You can follow Kyle Turley on Twitter @KyleTurley or visit his website at kyleturley.com.
This is the YouTube Page for Kyle Turley’s label, Gridiron Records https://www.youtube.com/user/gridironrecords [ii]
That was the 1990 album from Slayer, and was widely acclaimed in the Metal genre. [iii]
Turley went to San Diego State where he was a consensus All American in 1997. [iv]
He isn’t kidding. The first thing that comes up when you Google his name is helmet. [v]
Nowinski was himself a former College Football player at Harvard and went on to a career in the WWE which ended due to concussions. [vi]
This is in reference to the Jets loss to Kansas City on November 2. Vick had a head injury in the fourth quarter and returned to the game. [vii]
Despite all the issues with concussions and domestic violence, on November 20, 2014 ESPN announced that 28 of the top 30 rated television programs this fall (starting from September 4, 2014) has been NFL games. The NFL is bigger than ever. [viii]
A recent article shows how Tommy John Surgery is on the rise. [ix]
This is Goodell responding about job security: https://www.youtube.com/watch?v=ItvjfXMbsPM [x]
That happened on December 13, 2004. [xi]
Martz alleged that Turley threatened to kill him.

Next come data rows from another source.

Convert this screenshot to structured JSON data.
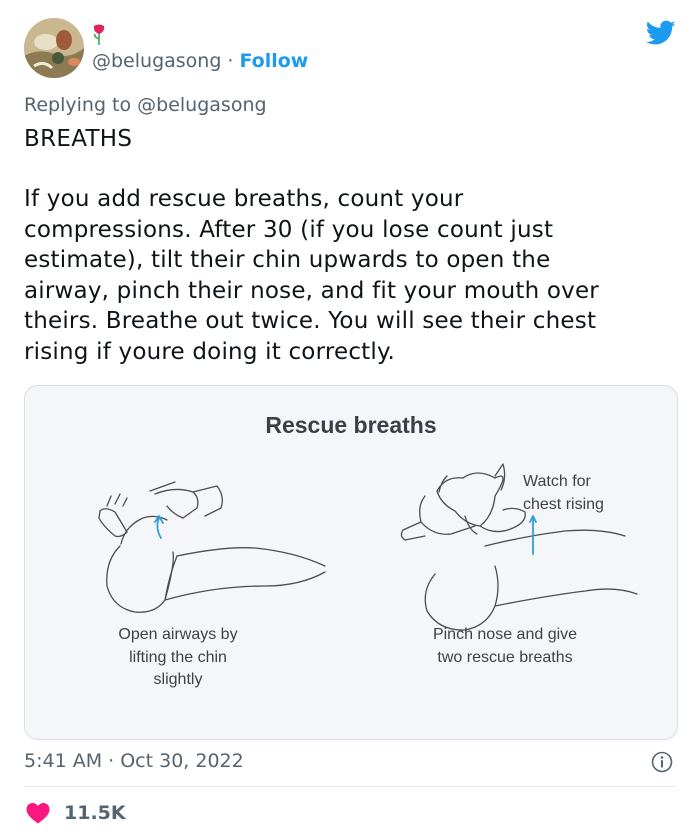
{
  "author": {
    "handle": "@belugasong",
    "separator": "·",
    "follow_label": "Follow",
    "avatar_icon": "painting-avatar",
    "badge_icon": "rose-emoji"
  },
  "brand_icon": "twitter-bird-icon",
  "reply": {
    "text": "Replying to @belugasong"
  },
  "tweet": {
    "heading": "BREATHS",
    "body": "If you add rescue breaths, count your\ncompressions. After 30 (if you lose count just\nestimate), tilt their chin upwards to open the\nairway, pinch their nose, and fit your mouth over\ntheirs. Breathe out twice. You will see their chest\nrising if youre doing it correctly."
  },
  "media": {
    "title": "Rescue breaths",
    "caption_left": "Open airways by\nlifting the chin\nslightly",
    "caption_right": "Pinch nose and give\ntwo rescue breaths",
    "caption_arrow": "Watch for\nchest rising"
  },
  "meta": {
    "timestamp": "5:41 AM · Oct 30, 2022",
    "info_icon": "info-icon"
  },
  "stats": {
    "likes": "11.5K",
    "like_icon": "heart-icon"
  },
  "colors": {
    "link": "#1d9bf0",
    "heart": "#f91880",
    "muted": "#536471"
  }
}
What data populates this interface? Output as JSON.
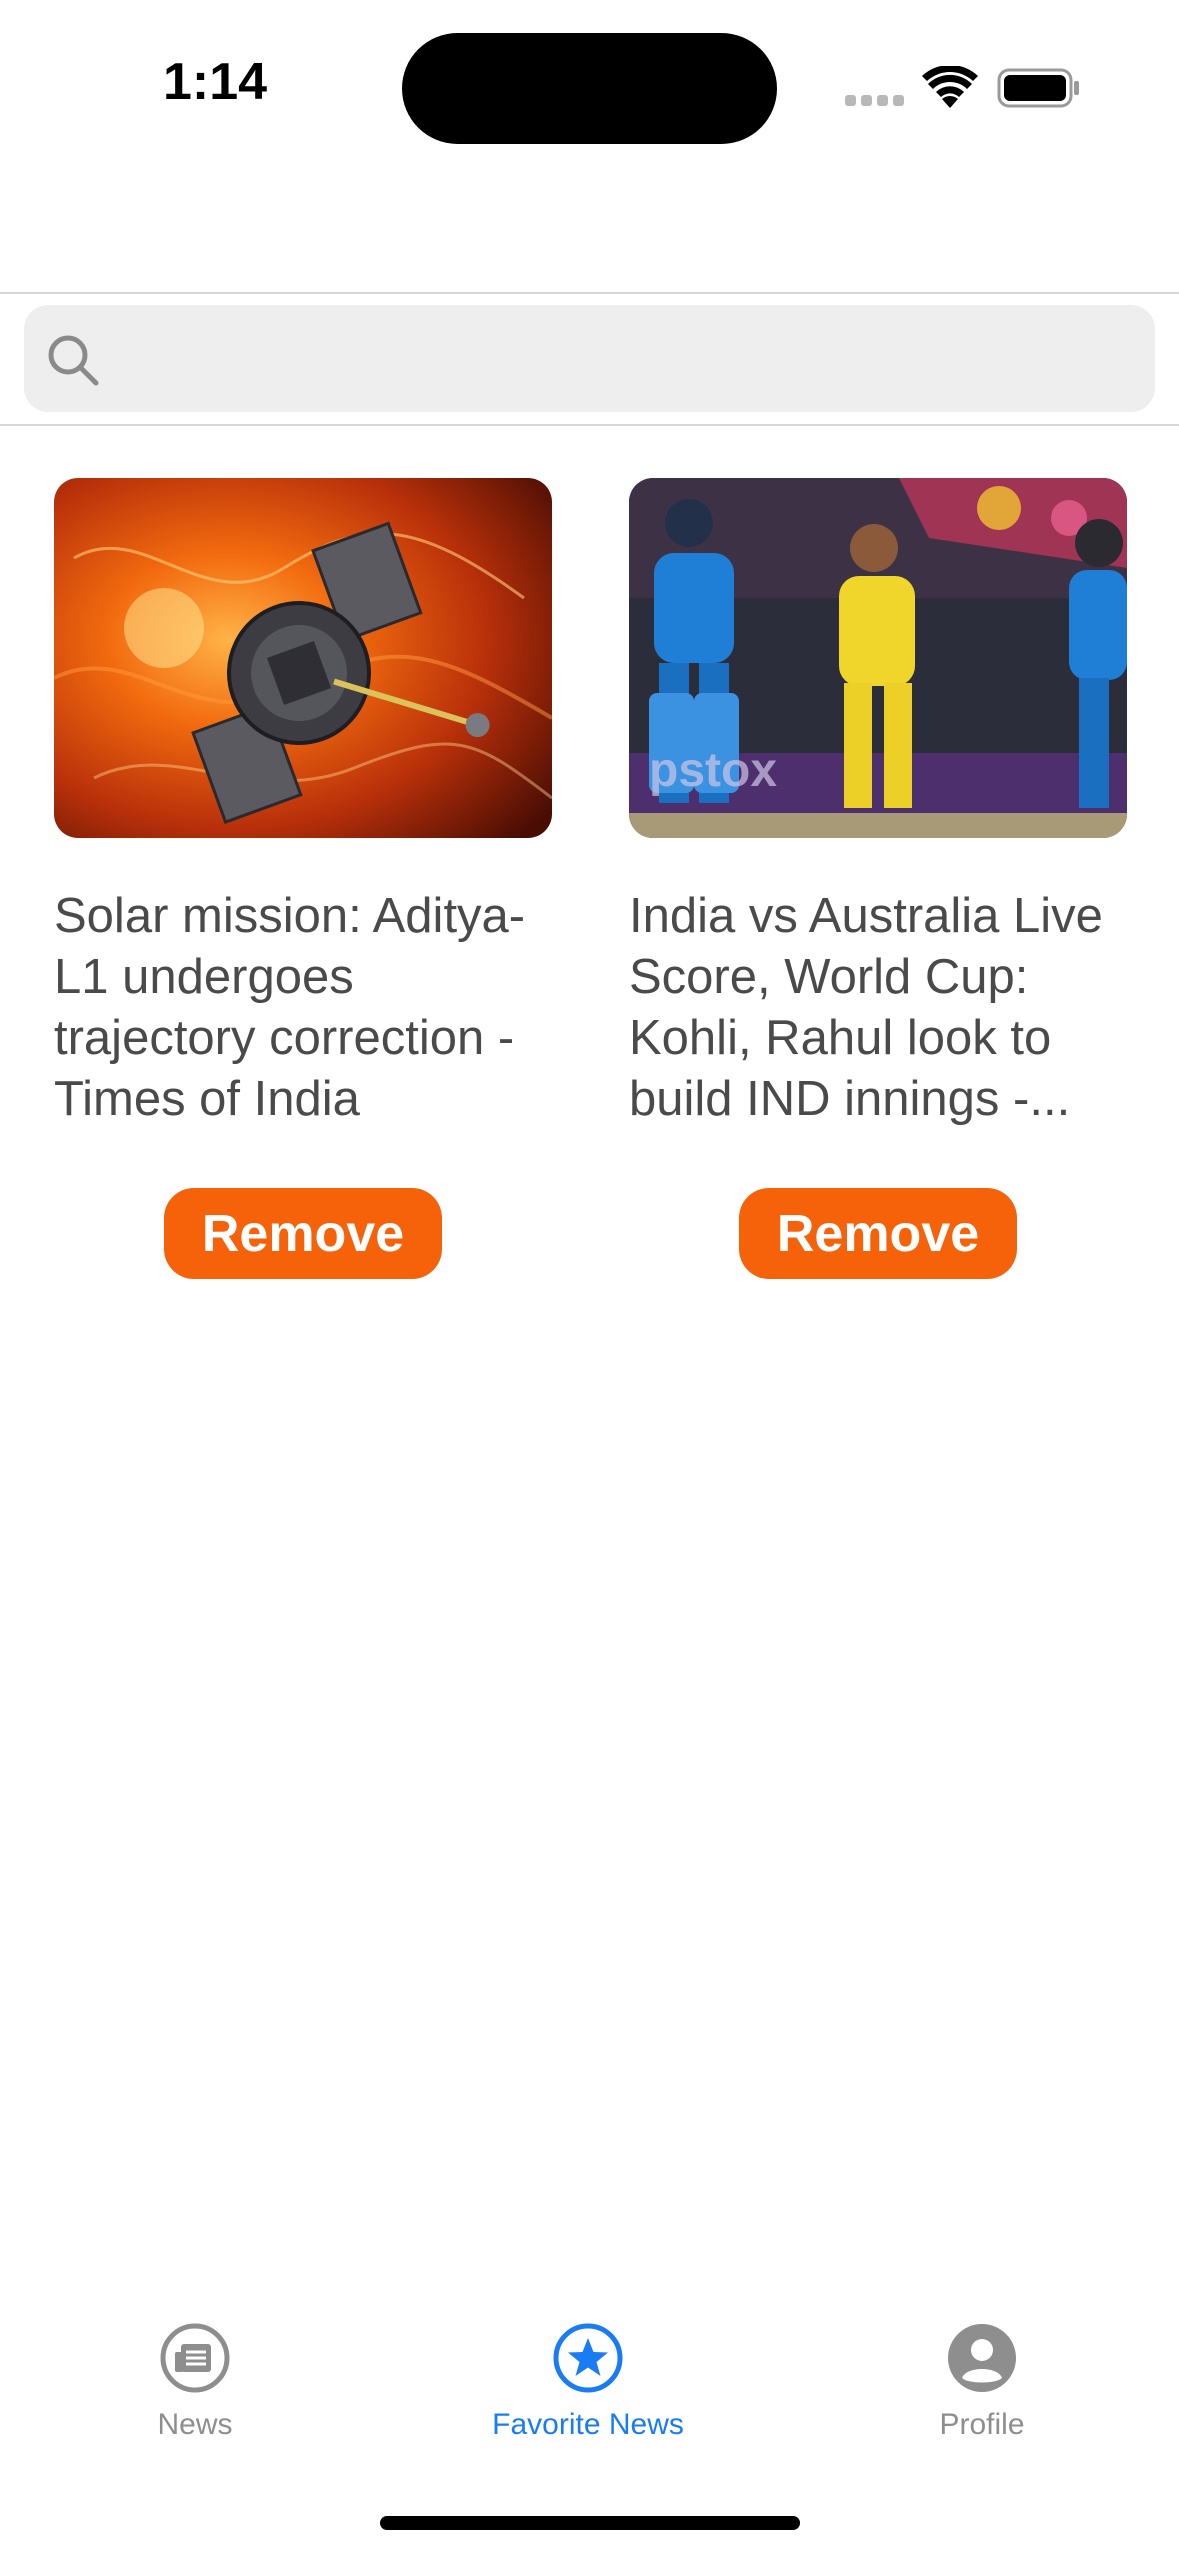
{
  "status_bar": {
    "time": "1:14"
  },
  "search": {
    "placeholder": ""
  },
  "favorites": [
    {
      "image": "solar-probe-photo",
      "title": "Solar mission: Aditya-L1 undergoes trajectory correction - Times of India",
      "button": "Remove"
    },
    {
      "image": "cricket-players-photo",
      "title": "India vs Australia Live Score, World Cup: Kohli, Rahul look to build IND innings -...",
      "button": "Remove"
    }
  ],
  "tabbar": {
    "items": [
      {
        "label": "News",
        "icon": "newspaper-icon",
        "active": false
      },
      {
        "label": "Favorite News",
        "icon": "star-icon",
        "active": true
      },
      {
        "label": "Profile",
        "icon": "profile-icon",
        "active": false
      }
    ]
  },
  "colors": {
    "accent": "#f5620a",
    "active_tab": "#1a7cf5",
    "inactive_tab": "#8e8e8e"
  }
}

Since the time of the incident, Turley has stated that he never threatened him and has maintained that ever since. [xii]
Jeff Healey was a blind Canadian Blues Rock singer. If you saw Roadhouse, he was Cody, from the bar band. [xiii]
Doom Metal is a slower, lower tuned based genre where both the music and lyrics are to evoke themes of (as you would guess) impending doom. [xiv]
Crowbar is a well known band in the Metal genre and considered to be very influential. Not coincidentally, the band is based in New Orleans.